Poker is a card game in which players place bets to create a pot and encourage competition among players. Each player must put in at least as many chips as the player to their left, “call,” or raise that amount (called raising). Players may also fold if they do not wish to participate in the hand, which causes them to discard their cards and exit the betting without losing any chips they have already placed into the pot.
The most important aspect of learning the game is developing quick, accurate instincts. Practicing and watching experienced players is the best way to develop these skills.
Position is very important in poker, as it gives you the advantage of seeing most of your opponents’ actions before they act. Position allows you to make more informed decisions about when to call, raise or fold.
Another essential element is being able to read your opponent’s tells, or involuntary reactions that give away the strength of their hands. These can be as subtle as a repetitive gesture, such as touching the face or obsessively peering at good/bad cards or chip stacks. They can also be verbal tics, such as a twitching of the eyebrows or a change in timbre of voice that telegraphs anxiety or excitement.
When all players have finished betting and their hands are revealed, the last player who did not fold wins the pot.
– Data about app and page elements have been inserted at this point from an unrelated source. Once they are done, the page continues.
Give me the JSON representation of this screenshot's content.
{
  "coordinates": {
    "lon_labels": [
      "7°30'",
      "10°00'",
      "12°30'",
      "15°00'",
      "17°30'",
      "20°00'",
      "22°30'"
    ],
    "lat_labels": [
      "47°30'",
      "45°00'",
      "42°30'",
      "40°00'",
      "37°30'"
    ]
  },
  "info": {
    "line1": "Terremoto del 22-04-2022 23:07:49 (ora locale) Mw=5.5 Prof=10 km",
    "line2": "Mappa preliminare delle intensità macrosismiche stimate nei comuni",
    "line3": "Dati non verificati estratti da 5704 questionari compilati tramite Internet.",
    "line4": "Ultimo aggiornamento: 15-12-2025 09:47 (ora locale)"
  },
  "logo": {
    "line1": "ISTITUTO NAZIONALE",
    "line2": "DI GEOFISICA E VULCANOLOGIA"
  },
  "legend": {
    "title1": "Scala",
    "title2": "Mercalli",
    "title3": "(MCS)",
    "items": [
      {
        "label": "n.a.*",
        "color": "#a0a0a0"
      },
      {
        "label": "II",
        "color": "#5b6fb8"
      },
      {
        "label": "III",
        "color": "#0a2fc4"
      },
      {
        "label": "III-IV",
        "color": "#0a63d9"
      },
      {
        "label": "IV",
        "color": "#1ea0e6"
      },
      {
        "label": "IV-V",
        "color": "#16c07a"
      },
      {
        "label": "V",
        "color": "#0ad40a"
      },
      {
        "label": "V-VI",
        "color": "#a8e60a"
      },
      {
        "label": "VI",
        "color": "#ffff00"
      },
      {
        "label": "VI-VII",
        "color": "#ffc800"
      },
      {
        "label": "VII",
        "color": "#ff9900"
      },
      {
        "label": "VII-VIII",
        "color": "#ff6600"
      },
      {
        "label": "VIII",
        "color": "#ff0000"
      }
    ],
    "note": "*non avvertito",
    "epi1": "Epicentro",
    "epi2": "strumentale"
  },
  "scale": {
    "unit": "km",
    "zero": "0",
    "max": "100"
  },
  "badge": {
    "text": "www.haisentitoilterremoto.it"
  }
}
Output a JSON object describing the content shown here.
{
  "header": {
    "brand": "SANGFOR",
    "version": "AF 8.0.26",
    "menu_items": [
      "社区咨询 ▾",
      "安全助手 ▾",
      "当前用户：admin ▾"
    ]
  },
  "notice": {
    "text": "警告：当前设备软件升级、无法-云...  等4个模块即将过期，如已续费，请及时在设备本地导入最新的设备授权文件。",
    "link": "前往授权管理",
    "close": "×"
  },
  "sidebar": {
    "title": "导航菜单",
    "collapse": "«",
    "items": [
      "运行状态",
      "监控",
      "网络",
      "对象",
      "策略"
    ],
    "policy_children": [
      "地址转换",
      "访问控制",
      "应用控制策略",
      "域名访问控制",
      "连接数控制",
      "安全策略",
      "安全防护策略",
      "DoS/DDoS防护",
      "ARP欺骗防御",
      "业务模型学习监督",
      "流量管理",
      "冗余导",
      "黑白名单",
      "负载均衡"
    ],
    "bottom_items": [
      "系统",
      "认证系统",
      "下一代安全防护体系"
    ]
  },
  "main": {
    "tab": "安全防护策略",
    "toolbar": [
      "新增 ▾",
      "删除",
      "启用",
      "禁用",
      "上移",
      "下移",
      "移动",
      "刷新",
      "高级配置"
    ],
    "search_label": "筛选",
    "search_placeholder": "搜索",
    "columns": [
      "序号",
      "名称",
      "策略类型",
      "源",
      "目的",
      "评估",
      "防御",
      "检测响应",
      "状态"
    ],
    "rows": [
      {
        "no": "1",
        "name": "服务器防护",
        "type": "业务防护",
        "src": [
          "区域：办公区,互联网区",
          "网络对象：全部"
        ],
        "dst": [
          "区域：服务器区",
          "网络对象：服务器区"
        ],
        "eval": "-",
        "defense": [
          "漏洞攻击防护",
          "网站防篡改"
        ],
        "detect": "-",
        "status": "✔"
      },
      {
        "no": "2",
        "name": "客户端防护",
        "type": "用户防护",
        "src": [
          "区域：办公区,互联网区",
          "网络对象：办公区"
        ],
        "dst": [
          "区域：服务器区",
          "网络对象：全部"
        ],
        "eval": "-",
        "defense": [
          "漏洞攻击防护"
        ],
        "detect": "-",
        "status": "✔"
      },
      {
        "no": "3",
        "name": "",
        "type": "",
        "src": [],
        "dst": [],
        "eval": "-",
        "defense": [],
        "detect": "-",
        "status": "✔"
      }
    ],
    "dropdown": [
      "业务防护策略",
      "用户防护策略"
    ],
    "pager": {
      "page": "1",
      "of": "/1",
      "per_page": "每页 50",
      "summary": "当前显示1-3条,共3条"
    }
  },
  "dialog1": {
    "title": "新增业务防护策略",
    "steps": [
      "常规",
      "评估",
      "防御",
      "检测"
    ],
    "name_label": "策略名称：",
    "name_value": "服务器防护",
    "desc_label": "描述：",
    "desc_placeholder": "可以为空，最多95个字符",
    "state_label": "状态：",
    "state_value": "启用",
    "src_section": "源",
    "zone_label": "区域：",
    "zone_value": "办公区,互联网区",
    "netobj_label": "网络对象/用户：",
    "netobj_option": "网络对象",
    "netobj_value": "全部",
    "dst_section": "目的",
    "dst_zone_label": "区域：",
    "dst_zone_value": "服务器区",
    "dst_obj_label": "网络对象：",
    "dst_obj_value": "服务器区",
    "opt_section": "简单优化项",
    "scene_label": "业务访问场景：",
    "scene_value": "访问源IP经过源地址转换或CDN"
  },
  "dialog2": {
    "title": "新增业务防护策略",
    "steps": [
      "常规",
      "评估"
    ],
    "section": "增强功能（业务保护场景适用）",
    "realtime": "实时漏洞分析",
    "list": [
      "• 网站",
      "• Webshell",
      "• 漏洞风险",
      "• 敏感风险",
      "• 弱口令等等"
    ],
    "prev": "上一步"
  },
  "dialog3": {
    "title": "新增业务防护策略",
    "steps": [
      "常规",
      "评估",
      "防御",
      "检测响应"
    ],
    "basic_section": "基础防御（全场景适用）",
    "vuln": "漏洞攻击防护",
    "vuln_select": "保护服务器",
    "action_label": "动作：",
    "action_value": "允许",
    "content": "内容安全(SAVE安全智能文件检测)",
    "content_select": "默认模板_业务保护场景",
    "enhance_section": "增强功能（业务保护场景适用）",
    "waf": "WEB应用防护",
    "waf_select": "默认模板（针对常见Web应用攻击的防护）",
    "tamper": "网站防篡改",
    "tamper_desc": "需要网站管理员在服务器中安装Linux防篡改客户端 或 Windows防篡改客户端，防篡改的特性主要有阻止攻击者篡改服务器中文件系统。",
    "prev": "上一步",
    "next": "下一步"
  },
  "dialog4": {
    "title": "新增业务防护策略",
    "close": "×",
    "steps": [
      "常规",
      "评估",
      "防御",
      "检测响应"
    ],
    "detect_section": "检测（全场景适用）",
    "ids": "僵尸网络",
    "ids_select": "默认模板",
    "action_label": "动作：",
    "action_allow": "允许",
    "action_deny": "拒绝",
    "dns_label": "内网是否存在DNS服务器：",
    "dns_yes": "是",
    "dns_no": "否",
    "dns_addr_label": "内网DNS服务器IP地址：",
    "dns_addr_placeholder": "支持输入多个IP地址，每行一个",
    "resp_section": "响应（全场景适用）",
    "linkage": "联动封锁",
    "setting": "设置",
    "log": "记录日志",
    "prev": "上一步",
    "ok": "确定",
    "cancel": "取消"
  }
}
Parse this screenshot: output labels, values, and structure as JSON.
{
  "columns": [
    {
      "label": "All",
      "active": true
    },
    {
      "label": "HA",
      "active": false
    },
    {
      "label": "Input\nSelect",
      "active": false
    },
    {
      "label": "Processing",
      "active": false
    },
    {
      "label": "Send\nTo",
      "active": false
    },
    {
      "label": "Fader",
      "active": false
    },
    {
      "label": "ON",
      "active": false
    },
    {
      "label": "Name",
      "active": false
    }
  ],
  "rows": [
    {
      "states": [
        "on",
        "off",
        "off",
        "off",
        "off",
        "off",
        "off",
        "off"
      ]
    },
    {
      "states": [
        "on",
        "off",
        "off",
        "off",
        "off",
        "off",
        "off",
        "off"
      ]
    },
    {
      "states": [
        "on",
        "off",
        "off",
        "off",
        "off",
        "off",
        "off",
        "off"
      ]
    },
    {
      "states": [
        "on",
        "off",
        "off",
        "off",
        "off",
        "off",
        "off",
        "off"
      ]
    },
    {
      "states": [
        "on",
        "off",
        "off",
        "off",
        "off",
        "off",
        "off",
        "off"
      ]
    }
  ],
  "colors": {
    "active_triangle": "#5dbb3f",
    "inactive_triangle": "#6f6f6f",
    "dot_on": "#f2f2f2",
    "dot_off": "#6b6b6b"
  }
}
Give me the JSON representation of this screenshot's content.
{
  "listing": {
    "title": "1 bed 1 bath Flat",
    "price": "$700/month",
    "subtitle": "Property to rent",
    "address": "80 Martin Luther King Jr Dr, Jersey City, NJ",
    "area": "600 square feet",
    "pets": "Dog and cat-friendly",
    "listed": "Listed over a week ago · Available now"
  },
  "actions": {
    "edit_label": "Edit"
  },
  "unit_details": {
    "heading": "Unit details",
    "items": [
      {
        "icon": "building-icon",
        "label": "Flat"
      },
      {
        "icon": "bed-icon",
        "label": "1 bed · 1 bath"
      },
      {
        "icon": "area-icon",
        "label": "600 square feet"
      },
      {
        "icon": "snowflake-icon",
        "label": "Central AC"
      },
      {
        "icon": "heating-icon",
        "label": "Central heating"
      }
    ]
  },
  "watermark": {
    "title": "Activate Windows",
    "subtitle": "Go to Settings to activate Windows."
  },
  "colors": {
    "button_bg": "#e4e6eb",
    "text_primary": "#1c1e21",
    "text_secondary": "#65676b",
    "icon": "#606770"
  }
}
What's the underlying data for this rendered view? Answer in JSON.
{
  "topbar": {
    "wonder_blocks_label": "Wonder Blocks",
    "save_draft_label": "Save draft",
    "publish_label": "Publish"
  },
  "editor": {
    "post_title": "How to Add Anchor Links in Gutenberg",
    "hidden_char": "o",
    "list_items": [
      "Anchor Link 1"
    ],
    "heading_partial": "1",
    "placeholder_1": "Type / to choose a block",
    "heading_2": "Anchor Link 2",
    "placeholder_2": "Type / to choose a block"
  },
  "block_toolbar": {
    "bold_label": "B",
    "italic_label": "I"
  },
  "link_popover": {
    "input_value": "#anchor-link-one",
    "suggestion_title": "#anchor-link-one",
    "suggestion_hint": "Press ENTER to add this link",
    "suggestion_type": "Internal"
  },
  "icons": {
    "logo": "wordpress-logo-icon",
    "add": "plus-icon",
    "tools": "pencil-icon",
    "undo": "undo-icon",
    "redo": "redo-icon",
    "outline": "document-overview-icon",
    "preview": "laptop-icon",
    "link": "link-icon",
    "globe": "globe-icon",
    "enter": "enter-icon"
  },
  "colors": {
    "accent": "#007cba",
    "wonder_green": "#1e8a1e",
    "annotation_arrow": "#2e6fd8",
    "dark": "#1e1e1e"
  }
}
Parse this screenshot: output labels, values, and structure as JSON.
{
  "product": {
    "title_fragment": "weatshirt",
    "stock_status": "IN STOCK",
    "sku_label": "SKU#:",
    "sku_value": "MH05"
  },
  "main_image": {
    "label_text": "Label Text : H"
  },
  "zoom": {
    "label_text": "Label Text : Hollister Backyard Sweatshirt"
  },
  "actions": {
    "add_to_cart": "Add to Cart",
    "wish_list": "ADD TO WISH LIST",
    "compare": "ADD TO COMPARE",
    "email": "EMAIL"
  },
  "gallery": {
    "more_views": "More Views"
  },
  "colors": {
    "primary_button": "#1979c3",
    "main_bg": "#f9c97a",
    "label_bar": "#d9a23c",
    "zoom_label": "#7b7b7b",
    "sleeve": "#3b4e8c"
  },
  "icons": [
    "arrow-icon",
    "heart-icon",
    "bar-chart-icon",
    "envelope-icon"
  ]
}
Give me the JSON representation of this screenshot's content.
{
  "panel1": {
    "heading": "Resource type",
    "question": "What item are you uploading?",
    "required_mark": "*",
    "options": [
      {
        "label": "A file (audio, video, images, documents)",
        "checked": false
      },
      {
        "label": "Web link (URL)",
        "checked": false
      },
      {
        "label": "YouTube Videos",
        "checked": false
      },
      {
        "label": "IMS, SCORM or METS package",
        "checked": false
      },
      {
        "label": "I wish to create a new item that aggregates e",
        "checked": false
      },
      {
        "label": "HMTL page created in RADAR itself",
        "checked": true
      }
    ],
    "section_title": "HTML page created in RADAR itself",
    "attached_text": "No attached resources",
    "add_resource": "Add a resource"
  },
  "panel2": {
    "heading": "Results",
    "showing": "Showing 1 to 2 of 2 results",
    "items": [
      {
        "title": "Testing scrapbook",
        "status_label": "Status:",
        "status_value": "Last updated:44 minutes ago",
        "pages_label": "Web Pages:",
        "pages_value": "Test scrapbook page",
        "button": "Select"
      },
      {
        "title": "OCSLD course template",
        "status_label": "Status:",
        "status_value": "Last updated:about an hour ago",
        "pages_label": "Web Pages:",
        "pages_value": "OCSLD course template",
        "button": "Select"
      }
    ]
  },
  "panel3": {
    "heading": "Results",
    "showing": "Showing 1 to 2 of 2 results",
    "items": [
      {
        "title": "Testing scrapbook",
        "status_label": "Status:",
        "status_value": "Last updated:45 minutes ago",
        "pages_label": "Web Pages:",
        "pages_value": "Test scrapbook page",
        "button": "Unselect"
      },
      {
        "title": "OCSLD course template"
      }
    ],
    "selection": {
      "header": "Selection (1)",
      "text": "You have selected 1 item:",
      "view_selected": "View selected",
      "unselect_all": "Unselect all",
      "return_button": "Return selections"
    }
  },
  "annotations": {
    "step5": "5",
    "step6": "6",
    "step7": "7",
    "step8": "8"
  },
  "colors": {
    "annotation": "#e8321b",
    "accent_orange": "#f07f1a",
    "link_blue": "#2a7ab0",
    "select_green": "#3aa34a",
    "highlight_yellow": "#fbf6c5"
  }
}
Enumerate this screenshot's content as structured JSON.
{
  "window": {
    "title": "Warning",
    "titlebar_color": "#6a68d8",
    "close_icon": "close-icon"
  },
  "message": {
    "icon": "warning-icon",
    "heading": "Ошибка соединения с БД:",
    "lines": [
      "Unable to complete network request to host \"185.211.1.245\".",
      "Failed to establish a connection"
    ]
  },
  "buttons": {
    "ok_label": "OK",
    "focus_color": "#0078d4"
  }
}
If two or more hands have the same rank, they are tied and share the prize.